- Long-Lasting Harm on the Ecosystems
The suffering doesn’t stop when the fighting does—this rings true for both people and the planet. The chemical waste and pollutants from armed conflicts linger in the environment long after they end, affecting nature and people who depend on it for generations to come.
For example, three decades after the Iran-Iraq war, a study identified elevated concentrations of toxic elements such as chromium, lead, and the semi-metal antimony in soils from the battlefields. Another instance is that after World War II, it was estimated that 40,000 tonnes of chemical munitions were dumped into the Baltic Sea. Researchers found traces of arsenic-containing agents and mustard gas products in sediment and fish near three weapon disposal sites.
Accountability, Enforcement, and Peace Building
As mentioned, militaries and defense forces and defense forces are not bound by international climate agreements to report or cut their carbon emissions. That is because military emissions were left out of the 1997 Kyoto Protocol on reducing greenhouse gasses and were excused again from the Paris Agreement in 2015. In fact, military and conflict emissions were formally discussed for the first time at the COP27 following the Russian invasion of Ukraine.

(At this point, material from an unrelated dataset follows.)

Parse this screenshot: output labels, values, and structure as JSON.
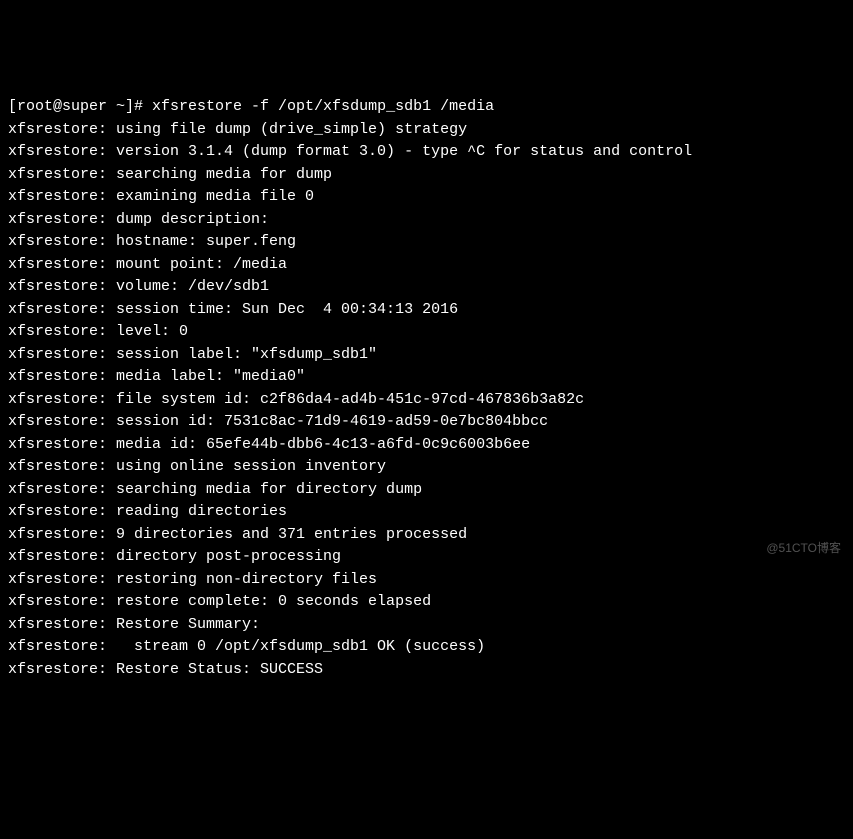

With the uptick of armed conflicts worldwide, strengthening international commitments and concrete actions on the ground to safeguard the environment in times of conflict is an urgent matter. This includes demanding transparency and accountability from militaristic bodies and defense forces.
Halting global warming and reducing emissions requires taking into account the environmental cost of armed conflicts. Of course, the environment shall not be the only focus in armed conflicts. Conflicts impact people, peace, prosperity, and the planet. A holistic approach that addresses all of them in peacebuilding efforts is crucial.
Peace is a prerequisite to development. So, tackling the root cause of armed conflicts is vital to stop the sufferings they cause for humans and nature alike and finally create space for sustainable development.